October 8, 2010: If you have a Bank of America mortgage, now may be the best time in history to strategically default. Since other institutions may follow Bank of America’s lead, now may be the best time to stop making that nagging mortgage payment. Now may also be the time to start that short sale process.
The decision by Bank of America to extend its postponement to all 50 states takes effect Saturday. The bank doesn’t intend to lift the moratorium on foreclosure sales until its assessment is complete, a spokesman said. The bank hasn’t halted all foreclosure proceedings, however. If a borrower is delinquent, the bank is still issuing notices of default and pursuing efforts to modify certain mortgages, the spokesman said.
Mortgage lenders are under fire for improperly preparing foreclosure documents in their effort to reclaim as many houses as possible. The revelations have prompted a growing furor, including investigations by a half-dozen state attorneys general and a federal investigation.
Friday’s action by Bank of America imposes the freeze in several of the states where foreclosures are the highest, including Arizona, California and Nevada.
“Our ongoing assessment shows the basis for foreclosure decisions is accurate,” the lender said in a statement.
The foreclosure crisis comes at a particularly vulnerable moment for the housing market. Sales slumped this summer, despite the lowest mortgage rates in decades. Most economists expected housing prices to start falling again this winter, continuing a decline that had pushed
Distressed sales, including foreclosures, make up about a quarter of the market. If those deals do not happen, the market could suffer its own freeze.

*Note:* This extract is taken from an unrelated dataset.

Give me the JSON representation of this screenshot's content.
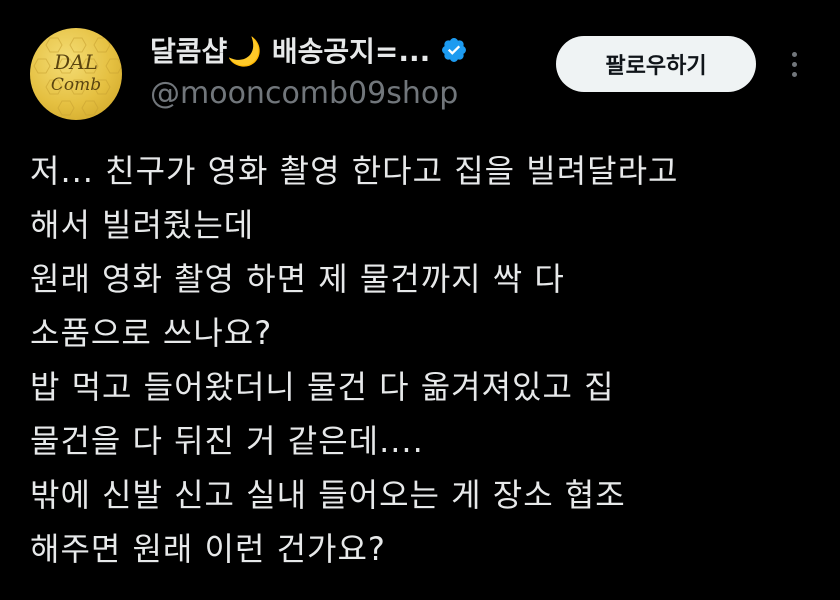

“The impact could very well be a decline in housing prices,” said Anthony Sanders, a professor of real estate finance at George Mason University. “Halting foreclosure sales limits the inventory coming back on the market, but uncertainty about future housing prices usually results in a decline. More households will stay out of the housing market.”
On Thursday, the White House said that President Obama would not sign a bill that critics suggested could facilitate foreclosure fraud. His pocket veto effectively kills the measure since lawmakers, who are out of town until after the Nov. 2 midterm elections, are not in position to override his decision with a two-thirds vote of the House and Senate.
The bill would have mandated that notarizations of mortgages and other financial documents done in one state, including those done electronically, be recognized in other states. By the time the bill arrived at Mr. Obama’s desk, however, it was caught in the controversy over major institutions’ acknowledgment of problems in processing documents for tens of thousands of foreclosures.